Heroes from Legend
Irene Kantakouzene was a Byzantine princess, a great-granddaughter of the Byzantine Emperor John VI Kantakouzenos and wife of the last great Serbian ruler, Despot Đurađ Branković. In folk mythology, she is known as Jerina the Accursed, to whom many misdeeds were attributed: forced labour, infanticide, betrayal of Serbia, and excessive influence over the elderly despot. Even the forts, built long before the reign of Despot Đurađ, came to be called Jerina‘s Town. Although Irene certainly had an impact on the despot, folk tradition, as always, exaggerates this relationship, and a person chosen for a certain role typically gets attributes he/she certainly does not have. For example, Marko Mrnjavčević, known as Marko Kraljević, becomes a great fighter against the Turks, but in reality he was their vassal.
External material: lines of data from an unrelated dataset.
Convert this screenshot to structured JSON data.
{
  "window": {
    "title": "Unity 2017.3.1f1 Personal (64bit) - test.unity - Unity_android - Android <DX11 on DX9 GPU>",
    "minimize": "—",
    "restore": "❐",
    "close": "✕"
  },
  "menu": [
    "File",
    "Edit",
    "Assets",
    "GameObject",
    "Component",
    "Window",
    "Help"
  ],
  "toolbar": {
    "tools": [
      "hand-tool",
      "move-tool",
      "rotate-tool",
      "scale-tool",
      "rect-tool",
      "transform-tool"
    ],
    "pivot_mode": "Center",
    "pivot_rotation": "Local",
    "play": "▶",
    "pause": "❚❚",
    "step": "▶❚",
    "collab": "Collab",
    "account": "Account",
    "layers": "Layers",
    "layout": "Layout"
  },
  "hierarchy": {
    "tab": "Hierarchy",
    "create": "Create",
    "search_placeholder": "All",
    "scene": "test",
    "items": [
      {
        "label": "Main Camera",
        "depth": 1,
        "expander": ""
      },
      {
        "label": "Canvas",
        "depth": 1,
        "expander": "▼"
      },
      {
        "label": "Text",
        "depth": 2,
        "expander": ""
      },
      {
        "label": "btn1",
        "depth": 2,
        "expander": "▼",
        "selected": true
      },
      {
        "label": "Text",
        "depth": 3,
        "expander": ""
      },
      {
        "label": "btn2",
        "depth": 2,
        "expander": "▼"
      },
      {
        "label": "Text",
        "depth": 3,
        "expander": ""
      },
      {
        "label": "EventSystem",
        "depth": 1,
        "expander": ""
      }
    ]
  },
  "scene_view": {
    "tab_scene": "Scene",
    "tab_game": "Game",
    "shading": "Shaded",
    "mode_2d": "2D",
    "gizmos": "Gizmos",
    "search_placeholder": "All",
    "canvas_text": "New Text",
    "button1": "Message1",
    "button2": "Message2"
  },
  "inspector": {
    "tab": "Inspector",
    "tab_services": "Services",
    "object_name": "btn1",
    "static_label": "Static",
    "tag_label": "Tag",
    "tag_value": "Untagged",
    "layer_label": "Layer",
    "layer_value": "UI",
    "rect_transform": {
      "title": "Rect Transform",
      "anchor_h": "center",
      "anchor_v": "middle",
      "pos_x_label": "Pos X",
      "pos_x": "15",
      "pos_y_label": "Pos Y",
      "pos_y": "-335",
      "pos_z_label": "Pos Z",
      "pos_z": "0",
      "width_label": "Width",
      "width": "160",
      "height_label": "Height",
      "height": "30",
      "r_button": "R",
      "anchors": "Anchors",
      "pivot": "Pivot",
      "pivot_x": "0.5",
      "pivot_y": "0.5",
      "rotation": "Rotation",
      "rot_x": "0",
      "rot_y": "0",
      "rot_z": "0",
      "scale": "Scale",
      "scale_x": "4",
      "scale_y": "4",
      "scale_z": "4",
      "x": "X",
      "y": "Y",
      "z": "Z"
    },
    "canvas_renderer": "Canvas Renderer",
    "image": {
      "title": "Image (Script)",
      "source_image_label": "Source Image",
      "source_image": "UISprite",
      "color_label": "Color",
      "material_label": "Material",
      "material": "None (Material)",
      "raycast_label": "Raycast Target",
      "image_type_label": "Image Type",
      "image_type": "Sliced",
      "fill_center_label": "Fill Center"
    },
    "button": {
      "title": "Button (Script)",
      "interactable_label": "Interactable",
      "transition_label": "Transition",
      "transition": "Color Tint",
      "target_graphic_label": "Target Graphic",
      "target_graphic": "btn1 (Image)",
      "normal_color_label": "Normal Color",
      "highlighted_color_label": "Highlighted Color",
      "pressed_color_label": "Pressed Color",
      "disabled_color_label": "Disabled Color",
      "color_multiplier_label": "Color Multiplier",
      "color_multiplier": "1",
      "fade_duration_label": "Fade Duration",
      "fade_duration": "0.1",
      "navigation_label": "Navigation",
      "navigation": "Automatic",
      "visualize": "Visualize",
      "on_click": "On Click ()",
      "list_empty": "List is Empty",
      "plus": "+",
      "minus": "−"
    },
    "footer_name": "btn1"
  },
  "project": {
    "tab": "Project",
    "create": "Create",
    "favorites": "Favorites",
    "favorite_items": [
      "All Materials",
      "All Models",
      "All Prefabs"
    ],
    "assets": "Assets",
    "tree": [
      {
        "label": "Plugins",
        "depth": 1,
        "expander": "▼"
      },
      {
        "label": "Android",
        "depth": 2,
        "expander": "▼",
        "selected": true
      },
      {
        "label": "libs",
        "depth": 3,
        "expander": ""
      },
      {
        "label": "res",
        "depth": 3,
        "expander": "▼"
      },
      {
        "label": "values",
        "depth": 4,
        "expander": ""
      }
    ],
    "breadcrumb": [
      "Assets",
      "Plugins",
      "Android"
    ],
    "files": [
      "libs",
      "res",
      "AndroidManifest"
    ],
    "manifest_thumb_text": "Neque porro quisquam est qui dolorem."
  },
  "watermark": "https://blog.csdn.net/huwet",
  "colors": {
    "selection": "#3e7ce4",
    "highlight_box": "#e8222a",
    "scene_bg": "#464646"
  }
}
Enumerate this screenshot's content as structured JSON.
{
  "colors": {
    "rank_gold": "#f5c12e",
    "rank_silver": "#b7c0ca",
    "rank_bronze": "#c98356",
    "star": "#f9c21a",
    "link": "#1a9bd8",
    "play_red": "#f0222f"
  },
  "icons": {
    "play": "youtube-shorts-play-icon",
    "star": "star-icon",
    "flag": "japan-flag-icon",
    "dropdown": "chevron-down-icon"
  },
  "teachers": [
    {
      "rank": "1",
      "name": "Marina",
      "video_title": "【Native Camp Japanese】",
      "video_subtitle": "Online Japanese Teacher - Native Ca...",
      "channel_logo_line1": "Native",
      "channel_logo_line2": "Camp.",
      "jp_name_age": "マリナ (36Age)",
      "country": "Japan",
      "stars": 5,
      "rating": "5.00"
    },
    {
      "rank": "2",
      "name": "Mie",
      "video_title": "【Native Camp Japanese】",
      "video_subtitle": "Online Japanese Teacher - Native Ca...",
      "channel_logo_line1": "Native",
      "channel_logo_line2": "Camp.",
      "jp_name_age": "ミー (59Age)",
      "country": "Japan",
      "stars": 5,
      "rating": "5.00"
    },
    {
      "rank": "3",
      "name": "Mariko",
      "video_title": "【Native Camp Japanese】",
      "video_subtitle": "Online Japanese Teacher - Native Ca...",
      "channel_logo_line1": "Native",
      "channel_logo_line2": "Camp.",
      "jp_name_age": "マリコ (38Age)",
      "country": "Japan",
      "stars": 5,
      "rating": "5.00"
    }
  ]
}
Miloš Obilić is a famous Serbian knight and district master, the hero who killed the Sultan in Kosovo, but there are no preserved traces of him in history. So Jerina the Accursed becomes a grey eminence in the collapse of Serbia, the woman who is to blame for all the evils that befell the nation. However, historical facts show that a complicated set of circumstances, as is usually the case, had immeasurably more influence on events rather than the Serbian despotess and Byzantine princess.